- _Description of the task_
Within the records below, how many lines contain "title"? The answer is that number alone.

§

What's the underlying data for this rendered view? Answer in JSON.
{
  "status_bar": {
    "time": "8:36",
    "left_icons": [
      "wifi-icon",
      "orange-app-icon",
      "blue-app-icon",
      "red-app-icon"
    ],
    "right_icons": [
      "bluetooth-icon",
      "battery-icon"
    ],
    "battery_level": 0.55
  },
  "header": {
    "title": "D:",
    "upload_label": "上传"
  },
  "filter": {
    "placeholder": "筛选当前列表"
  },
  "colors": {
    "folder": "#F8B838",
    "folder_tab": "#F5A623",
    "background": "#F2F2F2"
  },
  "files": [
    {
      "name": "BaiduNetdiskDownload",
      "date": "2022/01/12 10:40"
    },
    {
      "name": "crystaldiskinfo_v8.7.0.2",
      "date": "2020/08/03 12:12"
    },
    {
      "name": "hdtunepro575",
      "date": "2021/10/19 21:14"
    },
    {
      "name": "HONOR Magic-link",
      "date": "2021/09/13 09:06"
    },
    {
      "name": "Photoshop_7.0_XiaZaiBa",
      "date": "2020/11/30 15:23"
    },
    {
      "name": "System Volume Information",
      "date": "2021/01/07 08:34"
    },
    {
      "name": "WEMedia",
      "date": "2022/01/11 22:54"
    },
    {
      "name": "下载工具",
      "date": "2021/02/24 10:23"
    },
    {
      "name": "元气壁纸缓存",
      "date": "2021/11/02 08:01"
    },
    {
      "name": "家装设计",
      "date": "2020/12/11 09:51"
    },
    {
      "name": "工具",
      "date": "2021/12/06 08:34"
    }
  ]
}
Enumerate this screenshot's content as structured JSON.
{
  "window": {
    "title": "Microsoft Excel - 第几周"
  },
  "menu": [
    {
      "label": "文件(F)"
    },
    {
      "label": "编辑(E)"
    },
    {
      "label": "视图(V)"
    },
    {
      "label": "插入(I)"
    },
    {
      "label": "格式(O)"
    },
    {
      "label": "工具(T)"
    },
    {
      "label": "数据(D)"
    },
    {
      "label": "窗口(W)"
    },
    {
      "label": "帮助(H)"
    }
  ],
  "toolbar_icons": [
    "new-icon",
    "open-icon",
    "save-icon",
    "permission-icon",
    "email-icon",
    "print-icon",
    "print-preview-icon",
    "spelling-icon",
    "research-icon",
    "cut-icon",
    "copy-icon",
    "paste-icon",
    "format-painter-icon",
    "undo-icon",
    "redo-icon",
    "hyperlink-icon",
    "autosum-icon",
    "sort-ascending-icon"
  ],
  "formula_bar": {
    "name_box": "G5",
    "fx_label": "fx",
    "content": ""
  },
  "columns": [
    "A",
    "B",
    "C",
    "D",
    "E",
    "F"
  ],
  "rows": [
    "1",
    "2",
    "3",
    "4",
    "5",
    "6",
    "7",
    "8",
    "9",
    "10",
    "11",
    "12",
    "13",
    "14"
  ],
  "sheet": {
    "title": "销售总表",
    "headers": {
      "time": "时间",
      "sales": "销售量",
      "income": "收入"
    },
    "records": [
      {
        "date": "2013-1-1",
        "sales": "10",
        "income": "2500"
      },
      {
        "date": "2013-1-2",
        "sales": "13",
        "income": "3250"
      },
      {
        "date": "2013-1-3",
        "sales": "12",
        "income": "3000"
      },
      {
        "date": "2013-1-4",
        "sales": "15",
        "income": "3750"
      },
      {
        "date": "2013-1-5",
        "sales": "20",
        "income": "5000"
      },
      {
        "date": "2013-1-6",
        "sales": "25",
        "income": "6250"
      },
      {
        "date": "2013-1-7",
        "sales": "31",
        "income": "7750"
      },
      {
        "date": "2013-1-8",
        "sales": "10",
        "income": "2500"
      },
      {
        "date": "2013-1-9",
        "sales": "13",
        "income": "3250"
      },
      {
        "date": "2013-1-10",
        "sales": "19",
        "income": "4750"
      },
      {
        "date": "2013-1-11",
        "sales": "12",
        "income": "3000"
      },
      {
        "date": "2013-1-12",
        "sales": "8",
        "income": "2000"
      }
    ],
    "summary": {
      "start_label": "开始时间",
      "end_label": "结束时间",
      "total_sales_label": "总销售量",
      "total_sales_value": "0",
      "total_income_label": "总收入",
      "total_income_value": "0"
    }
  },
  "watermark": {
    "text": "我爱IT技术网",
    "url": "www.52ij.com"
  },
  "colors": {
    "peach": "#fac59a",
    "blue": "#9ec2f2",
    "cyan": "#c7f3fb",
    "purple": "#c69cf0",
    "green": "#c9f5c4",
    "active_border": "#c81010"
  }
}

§

- _Finished exercise_
3